What the exercise asks:
Restating the records exactly is the whole task.

Entries supplied:
§
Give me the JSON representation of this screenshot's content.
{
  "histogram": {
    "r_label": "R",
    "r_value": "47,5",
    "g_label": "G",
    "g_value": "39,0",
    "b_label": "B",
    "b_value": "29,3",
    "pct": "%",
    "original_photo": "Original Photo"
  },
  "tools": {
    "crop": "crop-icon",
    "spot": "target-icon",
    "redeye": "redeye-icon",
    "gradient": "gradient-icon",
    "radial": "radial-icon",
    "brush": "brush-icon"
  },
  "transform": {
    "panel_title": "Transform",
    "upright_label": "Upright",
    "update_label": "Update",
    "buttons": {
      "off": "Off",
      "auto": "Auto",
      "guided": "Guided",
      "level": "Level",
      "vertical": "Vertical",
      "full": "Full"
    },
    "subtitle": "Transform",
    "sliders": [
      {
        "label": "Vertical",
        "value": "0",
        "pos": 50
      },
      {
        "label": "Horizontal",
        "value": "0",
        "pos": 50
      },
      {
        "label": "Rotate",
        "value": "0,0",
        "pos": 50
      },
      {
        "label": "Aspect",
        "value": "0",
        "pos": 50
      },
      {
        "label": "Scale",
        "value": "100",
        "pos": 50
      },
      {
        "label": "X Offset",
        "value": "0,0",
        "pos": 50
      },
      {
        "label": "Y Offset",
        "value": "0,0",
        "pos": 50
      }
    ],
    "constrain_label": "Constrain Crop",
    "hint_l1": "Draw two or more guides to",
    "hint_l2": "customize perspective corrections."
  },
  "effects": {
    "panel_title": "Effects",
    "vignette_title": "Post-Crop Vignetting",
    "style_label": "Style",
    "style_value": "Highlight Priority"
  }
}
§
Exercise answer:
Give me the JSON representation of this screenshot's content.
{
  "histogram": {
    "r_label": "R",
    "r_value": "47,5",
    "g_label": "G",
    "g_value": "39,0",
    "b_label": "B",
    "b_value": "29,3",
    "pct": "%",
    "original_photo": "Original Photo"
  },
  "tools": {
    "crop": "crop-icon",
    "spot": "target-icon",
    "redeye": "redeye-icon",
    "gradient": "gradient-icon",
    "radial": "radial-icon",
    "brush": "brush-icon"
  },
  "transform": {
    "panel_title": "Transform",
    "upright_label": "Upright",
    "update_label": "Update",
    "buttons": {
      "off": "Off",
      "auto": "Auto",
      "guided": "Guided",
      "level": "Level",
      "vertical": "Vertical",
      "full": "Full"
    },
    "subtitle": "Transform",
    "sliders": [
      {
        "label": "Vertical",
        "value": "0",
        "pos": 50
      },
      {
        "label": "Horizontal",
        "value": "0",
        "pos": 50
      },
      {
        "label": "Rotate",
        "value": "0,0",
        "pos": 50
      },
      {
        "label": "Aspect",
        "value": "0",
        "pos": 50
      },
      {
        "label": "Scale",
        "value": "100",
        "pos": 50
      },
      {
        "label": "X Offset",
        "value": "0,0",
        "pos": 50
      },
      {
        "label": "Y Offset",
        "value": "0,0",
        "pos": 50
      }
    ],
    "constrain_label": "Constrain Crop",
    "hint_l1": "Draw two or more guides to",
    "hint_l2": "customize perspective corrections."
  },
  "effects": {
    "panel_title": "Effects",
    "vignette_title": "Post-Crop Vignetting",
    "style_label": "Style",
    "style_value": "Highlight Priority"
  }
}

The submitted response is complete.